Jefferson County commissioners conducted their regular committee meeting Tuesday in the new normal way, returning to a virtual platform.
With hospitalizations climbing to unprecedented levels, county leaders invoked Section 3 of the emergency declaration they enacted March 16 to permit virtual meetings.
“We’re trying to serve the citizens in the safest manner possible that we can get that done,” Commission President Jimmie Stephens said. “We’re asking all of our citizens to be safe and know that the county is there for them. We will serve them and be there for them.
“But please be safe out there and understand that this COVID-19 is real and it’s touching all of us.”

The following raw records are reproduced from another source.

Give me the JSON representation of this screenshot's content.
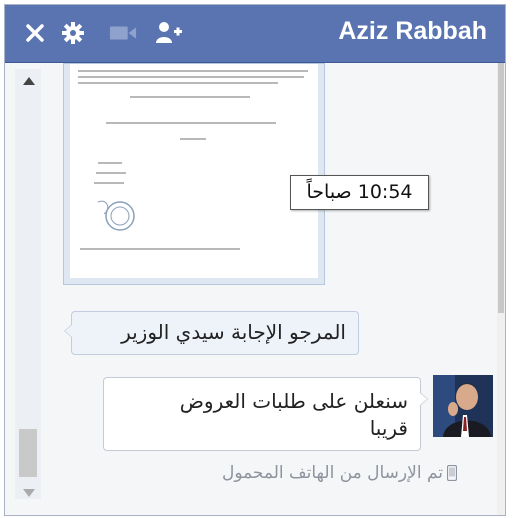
{
  "window": {
    "title": "Aziz Rabbah"
  },
  "toolbar": {
    "close_icon": "close-icon",
    "settings_icon": "gear-icon",
    "video_icon": "video-camera-icon",
    "add_people_icon": "add-person-icon"
  },
  "thread": {
    "timestamp_tooltip": "10:54 صباحاً",
    "messages": [
      {
        "direction": "outgoing",
        "text": "المرجو الإجابة سيدي الوزير"
      },
      {
        "direction": "incoming",
        "line1": "سنعلن على طلبات العروض",
        "line2": "قريبا"
      }
    ],
    "sent_from_mobile": "تم الإرسال من الهاتف المحمول"
  },
  "colors": {
    "header": "#5a74b2",
    "header_text": "#ffffff",
    "bubble_out": "#eef2f9"
  }
}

County manager Tony Petelos said that seeing there were zero COVID-specific ICU beds open in Jefferson County on Monday morning prompted the discussion to shift to a virtual meeting. There also were 14 regular ICU beds available in the county at that time.
“We’ve got to be more careful,” he said. “Instead of bringing a lot of folks in this room, we just recommended it to Commissioner Stephens yesterday and he agreed, so we decided to go ahead and move to this format.”
Petelos later said, “I know that all the hospitals have expanded their (COVID-designated) ICU capacity, and then it’s still zero. We haven’t seen the pre-Christmas party surge. We haven’t seen the Christmas surge. We haven’t seen the New Year’s Eve surge. That’s coming. We decided that it would be safer, for now, to continue (with virtual meetings).”
Health care officials have warned to expect COVID rates to continue rising at least through the end of the month, possibly into February, because of holiday gatherings.
No Penalty for Late-Arriving Tax Payments
During the virtual committee meeting Tuesday, Petelos said his office had fielded calls from residents who were concerned they would be assessed penalties if they sent in their property taxes on time but the checks were received late. He acknowledged that late-arriving tax payments may not be the fault of the taxpayer because of delays with the Postal Service.
“The post office has tractor-trailer trucks loaded with mail that hadn’t been delivered. They’re way behind,” he said. “And we had to put some folks in quarantine in the Tax Collector’s Office because of a possible COVID case. We’re way behind. That’s one job you can’t work from home.
“If anybody mailed their property taxes in (and) it’s postmarked before Dec. 31, they don’t have to worry about any penalties. It’s OK,” Petelos said.
On another matter, commissioners put a resolution on Thursday’s commission agenda to send $16,555.75 in Cares Act funds to Jimmie Hale Mission. Congress last week extended the deadline for spending Cares Act funds. But Petelos said funding for Jimmie Hale already had been in the works, anyway. “Once that is done,” he said, “we’re done with Cares Act. That’s the last thing that we have on the Cares Act.”